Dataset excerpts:
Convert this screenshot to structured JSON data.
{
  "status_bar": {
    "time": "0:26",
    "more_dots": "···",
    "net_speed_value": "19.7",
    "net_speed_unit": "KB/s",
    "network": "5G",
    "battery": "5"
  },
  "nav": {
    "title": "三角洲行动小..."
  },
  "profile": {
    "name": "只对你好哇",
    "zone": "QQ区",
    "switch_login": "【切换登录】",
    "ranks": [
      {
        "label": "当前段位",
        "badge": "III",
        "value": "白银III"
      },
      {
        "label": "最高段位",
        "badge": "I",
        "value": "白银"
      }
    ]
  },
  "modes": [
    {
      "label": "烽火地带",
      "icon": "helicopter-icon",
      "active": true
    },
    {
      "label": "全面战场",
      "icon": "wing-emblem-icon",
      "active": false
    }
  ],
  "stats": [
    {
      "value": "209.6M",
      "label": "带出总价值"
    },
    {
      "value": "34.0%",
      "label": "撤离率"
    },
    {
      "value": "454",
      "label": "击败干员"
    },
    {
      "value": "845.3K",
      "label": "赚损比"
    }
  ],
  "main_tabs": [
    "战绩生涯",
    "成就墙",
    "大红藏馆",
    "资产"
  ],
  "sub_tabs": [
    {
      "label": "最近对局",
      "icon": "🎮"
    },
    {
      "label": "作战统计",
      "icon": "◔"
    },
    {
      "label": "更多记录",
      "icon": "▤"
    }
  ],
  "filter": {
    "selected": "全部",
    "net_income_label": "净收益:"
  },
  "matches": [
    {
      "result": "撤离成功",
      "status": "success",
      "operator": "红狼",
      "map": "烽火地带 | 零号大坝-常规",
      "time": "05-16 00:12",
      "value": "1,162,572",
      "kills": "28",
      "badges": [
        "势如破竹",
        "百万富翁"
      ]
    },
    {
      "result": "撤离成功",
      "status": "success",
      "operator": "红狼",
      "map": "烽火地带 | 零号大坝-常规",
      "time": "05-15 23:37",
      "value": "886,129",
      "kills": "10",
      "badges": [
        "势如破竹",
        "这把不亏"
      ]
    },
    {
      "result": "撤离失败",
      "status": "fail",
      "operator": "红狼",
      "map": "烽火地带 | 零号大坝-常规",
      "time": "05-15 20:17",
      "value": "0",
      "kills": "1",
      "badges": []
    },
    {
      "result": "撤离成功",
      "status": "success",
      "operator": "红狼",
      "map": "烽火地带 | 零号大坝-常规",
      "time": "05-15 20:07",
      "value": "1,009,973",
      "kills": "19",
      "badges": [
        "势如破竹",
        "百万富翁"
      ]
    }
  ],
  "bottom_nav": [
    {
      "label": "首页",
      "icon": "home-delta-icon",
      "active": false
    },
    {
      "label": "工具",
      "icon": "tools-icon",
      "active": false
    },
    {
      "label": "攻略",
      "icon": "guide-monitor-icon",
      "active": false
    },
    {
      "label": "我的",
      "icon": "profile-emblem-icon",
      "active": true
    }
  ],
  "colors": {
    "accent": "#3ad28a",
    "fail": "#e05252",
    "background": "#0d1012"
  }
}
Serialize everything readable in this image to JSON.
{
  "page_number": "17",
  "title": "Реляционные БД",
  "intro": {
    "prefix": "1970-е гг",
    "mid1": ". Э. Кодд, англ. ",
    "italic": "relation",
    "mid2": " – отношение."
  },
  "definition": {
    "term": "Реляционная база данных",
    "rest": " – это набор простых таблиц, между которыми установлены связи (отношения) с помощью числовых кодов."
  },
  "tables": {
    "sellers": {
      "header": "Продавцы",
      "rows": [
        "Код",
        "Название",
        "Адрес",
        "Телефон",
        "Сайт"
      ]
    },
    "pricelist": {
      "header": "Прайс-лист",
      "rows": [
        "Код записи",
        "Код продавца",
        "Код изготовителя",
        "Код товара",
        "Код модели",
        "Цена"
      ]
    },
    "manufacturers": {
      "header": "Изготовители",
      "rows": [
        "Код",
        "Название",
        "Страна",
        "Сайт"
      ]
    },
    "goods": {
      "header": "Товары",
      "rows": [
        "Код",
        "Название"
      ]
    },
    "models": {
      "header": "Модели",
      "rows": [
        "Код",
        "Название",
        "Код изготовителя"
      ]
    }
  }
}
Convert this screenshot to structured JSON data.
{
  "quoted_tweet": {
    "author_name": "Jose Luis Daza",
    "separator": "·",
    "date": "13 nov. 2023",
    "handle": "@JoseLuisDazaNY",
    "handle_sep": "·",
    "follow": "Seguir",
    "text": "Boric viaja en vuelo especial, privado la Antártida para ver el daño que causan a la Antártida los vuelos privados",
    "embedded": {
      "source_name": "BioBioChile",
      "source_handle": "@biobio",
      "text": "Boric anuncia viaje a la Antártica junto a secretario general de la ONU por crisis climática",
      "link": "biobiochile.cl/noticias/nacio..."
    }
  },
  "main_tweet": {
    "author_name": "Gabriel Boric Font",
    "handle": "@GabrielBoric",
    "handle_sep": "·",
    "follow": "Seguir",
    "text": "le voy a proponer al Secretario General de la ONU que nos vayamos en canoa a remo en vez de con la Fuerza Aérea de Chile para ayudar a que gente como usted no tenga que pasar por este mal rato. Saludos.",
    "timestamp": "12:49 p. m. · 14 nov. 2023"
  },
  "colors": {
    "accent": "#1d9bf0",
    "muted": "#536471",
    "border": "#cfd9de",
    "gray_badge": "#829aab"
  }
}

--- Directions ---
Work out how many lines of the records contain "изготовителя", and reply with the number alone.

--- Response to the exercise ---
2